Historically, I have to admit to always looking at the practice of adding traditional racing liveries to modern supercars a bit sideways. For a long time, it struck me as little more than rich guys and gals playing dress-up. More precisely, that used to be the way I felt until 2006, when I fell under the same spell. That's when I spent a few days at the wheel of the then-new first-generation Ford GT in powder blue and orange Gulf Oil livery. That car just didn't reorient my worldview as a freshly minted full-time car journalist, it reset my personal barometer of cool. And so it is with surprising anticipation that I look forward to this 2019Gulf Heritage, a special-edition model being unveiled at the Rolex Monterey Motorsports Reunion on Friday at California's WeatherTech Raceway Laguna Seca.
Set for a two-year production run, the Gulf look is no mere wrap, it's a proper multi-step paint scheme that follows on the heels of last year's Race Red and white 1967 Heritage Edition. That limited-edition special was an homage to the all-American racing team of Dan Gurney and AJ Foyt who won Le Mans in a similarly attired GT40 Mark IV. In turn, it followed the black and silver '66 Heritage special paying tribute to Bruce McLaren and Chris Ammon's Le Mans-winning GT40 Mark II revealed in 2016.
New for this 2019 Ford GT Gulf is an exposed carbon fiber accent package that includes No. 9 graphics on the doors and hood, plus a "ghosted image" on the door panels of the cabin. Next year, 2020 Ford GT models specced in Gulf Heritage livery will wear No. 6, in acknowledgement of the same car's 1969 Le Mans win wearing that number.
It isn't just paint that marks out the Gulf Heritage model, the special Ford GT receives specific 20-inch forged aluminum wheels finished in high-gloss dark stainless and black lug nuts. The latter shroud matching orange brake calipers, which, in turn, are set off by silver mirror caps.

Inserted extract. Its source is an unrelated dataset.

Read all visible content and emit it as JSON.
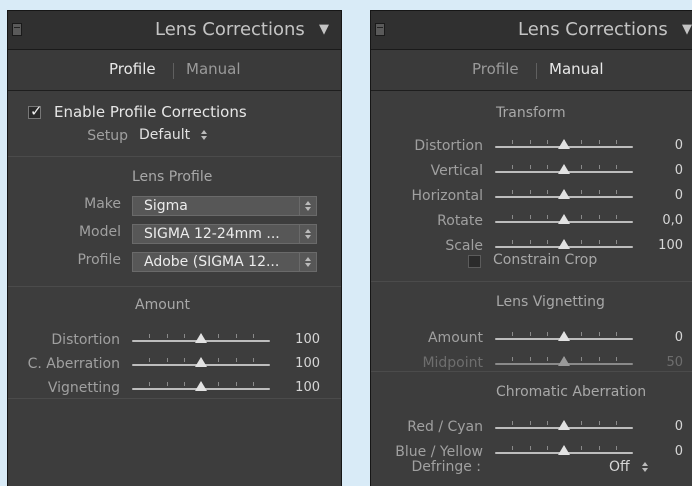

Inside, the nostalgia play on this 647-horsepower supercar continues, highlighted by a new seat pattern designed to evoke the look of the buckets in the 1968 Le Mans winner. The cabin is slathered in black Alcantara, with blue and orange stitching carrying on the theme, as well as dark stainless trim applied to the x-brace, door panel HVAC vents and instrument panel. The other HVAC ducts, center console and door sill plates are all finished in visible carbon. As you'd expect of a vehicle like this, a serialized plaque is also part of the program.
Pricing for the 2019 Ford GT Gulf Heritage livery hasn't been announced, but it's likely to be in the neighborhood of a cool half-million dollars.
I have yet to have the privilege of driving the new Ford GT, but if that ever changes, I hope my opportunity comes finished in this Gulf Heritage look. Seeing this fabled powder blue and orange paint scheme applied to the gloriously angular second-generation Ford GT has me feeling wistful for the previous incarnation, which itself was designed to evoke sentimentality.
As it turns out, cyclical nostalgia is real, and it's a powerful force.